But as Stephen Evans points out, a lot of conductors (often those with the highest profile) are unadventurous: either through limited imagination or experience, vanity (they want to play something guaranteed to show them off, and bring the house down), or just diary pressure – unless there’s a recording as part of the deal, why learn a new score that you’ll probably never get asked to conduct again when you could just pull another Mahler 5 off the shelf and be on your way to the next gig? You’ll hear them tell you that a certain piece “doesn’t work”. I know of one orchestra that spent the best part of a decade trying to find a conductor – any conductor – willing to conduct Rachmaninoff’s Third Symphony. Not exactly obscure, you’d think – but word has gone around that it “doesn’t really work”. Code for “I don’t know it and aren’t prepared to learn it?” Who can say? But time again the message came back: “No, I’ll do the Second or the Symphonic Dances. I don’t do the Third”.

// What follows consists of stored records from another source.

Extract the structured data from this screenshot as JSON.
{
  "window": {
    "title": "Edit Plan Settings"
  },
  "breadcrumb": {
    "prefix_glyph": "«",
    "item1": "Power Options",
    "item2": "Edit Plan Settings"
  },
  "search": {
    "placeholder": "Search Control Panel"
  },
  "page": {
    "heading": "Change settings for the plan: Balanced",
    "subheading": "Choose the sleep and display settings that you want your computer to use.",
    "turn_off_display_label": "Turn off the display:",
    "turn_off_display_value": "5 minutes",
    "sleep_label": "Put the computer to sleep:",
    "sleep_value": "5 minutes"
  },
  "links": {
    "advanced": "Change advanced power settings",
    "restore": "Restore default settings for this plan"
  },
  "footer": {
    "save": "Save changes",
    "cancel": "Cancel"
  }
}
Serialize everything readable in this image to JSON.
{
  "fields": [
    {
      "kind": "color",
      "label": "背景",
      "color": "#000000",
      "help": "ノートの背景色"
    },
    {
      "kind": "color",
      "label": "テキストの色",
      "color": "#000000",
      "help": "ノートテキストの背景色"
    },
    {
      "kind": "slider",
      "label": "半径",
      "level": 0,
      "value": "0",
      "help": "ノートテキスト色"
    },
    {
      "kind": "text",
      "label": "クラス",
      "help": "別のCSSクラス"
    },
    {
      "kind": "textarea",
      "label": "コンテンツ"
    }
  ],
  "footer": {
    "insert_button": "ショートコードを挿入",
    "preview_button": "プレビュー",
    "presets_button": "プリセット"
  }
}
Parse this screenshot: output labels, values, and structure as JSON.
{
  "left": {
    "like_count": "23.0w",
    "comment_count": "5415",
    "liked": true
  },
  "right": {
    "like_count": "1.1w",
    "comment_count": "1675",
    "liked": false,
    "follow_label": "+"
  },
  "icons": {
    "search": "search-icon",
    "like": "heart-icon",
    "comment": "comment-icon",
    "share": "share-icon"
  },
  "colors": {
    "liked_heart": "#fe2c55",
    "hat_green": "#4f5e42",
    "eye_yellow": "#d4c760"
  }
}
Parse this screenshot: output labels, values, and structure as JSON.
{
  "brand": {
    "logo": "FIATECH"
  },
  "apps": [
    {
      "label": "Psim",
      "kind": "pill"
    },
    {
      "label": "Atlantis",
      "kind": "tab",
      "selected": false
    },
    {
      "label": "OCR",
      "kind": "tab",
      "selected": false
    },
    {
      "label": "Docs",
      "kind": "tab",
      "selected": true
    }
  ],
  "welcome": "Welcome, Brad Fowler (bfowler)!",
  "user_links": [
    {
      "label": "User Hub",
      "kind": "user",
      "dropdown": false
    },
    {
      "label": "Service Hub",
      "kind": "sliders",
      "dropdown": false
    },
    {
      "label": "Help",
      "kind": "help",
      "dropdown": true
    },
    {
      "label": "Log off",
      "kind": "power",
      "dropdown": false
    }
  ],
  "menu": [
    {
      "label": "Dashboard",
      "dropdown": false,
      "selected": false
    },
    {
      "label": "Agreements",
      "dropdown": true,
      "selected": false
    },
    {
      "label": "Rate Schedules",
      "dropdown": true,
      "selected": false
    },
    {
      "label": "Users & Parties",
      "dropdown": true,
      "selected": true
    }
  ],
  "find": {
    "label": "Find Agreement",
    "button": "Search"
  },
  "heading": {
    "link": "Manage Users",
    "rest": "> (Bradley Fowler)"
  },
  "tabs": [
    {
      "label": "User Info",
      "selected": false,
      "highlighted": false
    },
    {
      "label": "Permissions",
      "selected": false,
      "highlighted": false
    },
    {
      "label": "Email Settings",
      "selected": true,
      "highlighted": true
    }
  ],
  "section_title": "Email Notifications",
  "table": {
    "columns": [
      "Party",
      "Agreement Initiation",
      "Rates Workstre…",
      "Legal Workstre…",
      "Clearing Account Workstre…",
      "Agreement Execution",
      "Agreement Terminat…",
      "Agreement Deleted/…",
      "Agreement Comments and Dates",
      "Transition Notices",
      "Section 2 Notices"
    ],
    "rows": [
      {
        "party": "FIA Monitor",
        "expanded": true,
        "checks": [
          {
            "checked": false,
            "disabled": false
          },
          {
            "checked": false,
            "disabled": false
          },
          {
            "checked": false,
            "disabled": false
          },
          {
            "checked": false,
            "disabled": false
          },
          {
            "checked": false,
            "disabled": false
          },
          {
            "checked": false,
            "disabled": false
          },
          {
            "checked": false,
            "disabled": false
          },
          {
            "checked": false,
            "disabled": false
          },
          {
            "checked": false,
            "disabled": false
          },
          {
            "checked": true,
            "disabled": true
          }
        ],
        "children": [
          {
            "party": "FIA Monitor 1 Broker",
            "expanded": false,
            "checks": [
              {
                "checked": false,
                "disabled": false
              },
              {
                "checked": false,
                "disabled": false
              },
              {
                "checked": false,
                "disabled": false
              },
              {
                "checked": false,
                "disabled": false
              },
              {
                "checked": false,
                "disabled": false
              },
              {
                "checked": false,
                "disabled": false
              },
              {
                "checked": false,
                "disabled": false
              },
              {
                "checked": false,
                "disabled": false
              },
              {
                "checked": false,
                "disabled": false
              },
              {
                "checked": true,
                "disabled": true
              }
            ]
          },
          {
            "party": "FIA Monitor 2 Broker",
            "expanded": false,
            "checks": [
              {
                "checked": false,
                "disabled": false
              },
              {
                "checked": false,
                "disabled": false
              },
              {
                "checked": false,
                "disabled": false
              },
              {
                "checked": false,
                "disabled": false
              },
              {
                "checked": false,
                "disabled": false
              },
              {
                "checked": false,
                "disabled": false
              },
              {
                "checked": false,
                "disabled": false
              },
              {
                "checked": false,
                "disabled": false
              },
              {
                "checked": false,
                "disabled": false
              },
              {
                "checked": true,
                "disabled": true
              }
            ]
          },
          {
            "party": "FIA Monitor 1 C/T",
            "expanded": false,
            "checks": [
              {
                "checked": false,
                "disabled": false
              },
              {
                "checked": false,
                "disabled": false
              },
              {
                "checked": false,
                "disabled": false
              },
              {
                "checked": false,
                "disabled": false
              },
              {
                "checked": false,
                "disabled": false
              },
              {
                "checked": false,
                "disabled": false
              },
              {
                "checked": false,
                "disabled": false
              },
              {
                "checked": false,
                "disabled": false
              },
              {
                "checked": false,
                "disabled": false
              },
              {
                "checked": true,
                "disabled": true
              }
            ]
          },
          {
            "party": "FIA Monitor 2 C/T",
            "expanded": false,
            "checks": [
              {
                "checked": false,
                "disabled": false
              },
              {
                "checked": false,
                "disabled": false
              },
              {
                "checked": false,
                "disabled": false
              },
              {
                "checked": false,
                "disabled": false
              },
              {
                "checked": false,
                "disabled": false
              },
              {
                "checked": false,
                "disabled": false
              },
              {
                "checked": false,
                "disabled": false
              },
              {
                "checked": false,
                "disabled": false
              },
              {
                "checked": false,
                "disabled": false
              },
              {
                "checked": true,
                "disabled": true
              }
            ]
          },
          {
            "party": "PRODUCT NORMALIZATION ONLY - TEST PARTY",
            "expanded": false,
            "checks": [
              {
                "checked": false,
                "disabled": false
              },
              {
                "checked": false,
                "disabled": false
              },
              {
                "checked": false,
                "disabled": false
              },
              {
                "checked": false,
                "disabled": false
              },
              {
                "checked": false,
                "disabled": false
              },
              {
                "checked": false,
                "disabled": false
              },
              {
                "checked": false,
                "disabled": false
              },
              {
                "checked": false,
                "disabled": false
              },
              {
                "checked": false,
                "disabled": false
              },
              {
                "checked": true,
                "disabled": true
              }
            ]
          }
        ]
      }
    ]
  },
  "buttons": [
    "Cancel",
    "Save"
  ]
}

The other point: the idea that “the audience will spot good music when they hear it”. It’s true. The problem that orchestras face is not the audience’s opinion after they’ve heard it: it’s what they think BEFORE they hear it. Audiences won’t hear it (and like it) unless they choose to give it a try and buy a ticket. And my experience of concert programming was that if they see any unfamiliar name on a programme – whether that composer is the lushest of neglected romantics or the thorniest of modernists – they stay away.
“So, be brave! Play it anyway! Educate them! They’ll come round eventually!” goes the response. Which would be ideal, in a world in which orchestras had US Big Five-size endowments. Apart from the BBC bands, most UK orchestras exist financially at subsistence level – break-even, or an annual loss, frantically made up through last-minute fundraising. They don’t have money to invest in long-term repertoire-building projects. If they’ve got a charismatic and convincing music director, they may take the risk – offsetting “experiments” here and there with overwhelmingly unadventurous repertoire elsewhere. But a sustained commitment to rare repertoire is a risk that most don’t feel they can afford to take while they’re continually one bad season away from insolvency.
Pliable has spoken before of classical music’s “money problem”: sadly, it’s real, and it’s structural. My feeling is that passionate, adventurous, devoted conductors could break that cycle – but it’d take courage on all sides, and a lot fewer of the kind of “music lover” like the one who said to me a couple of years ago “Oh yes, I saw you were doing Bantock’s Pagan Symphony! Brilliant! But I’ve already got the Handley recording and I don’t have to sit with other people to listen to that”.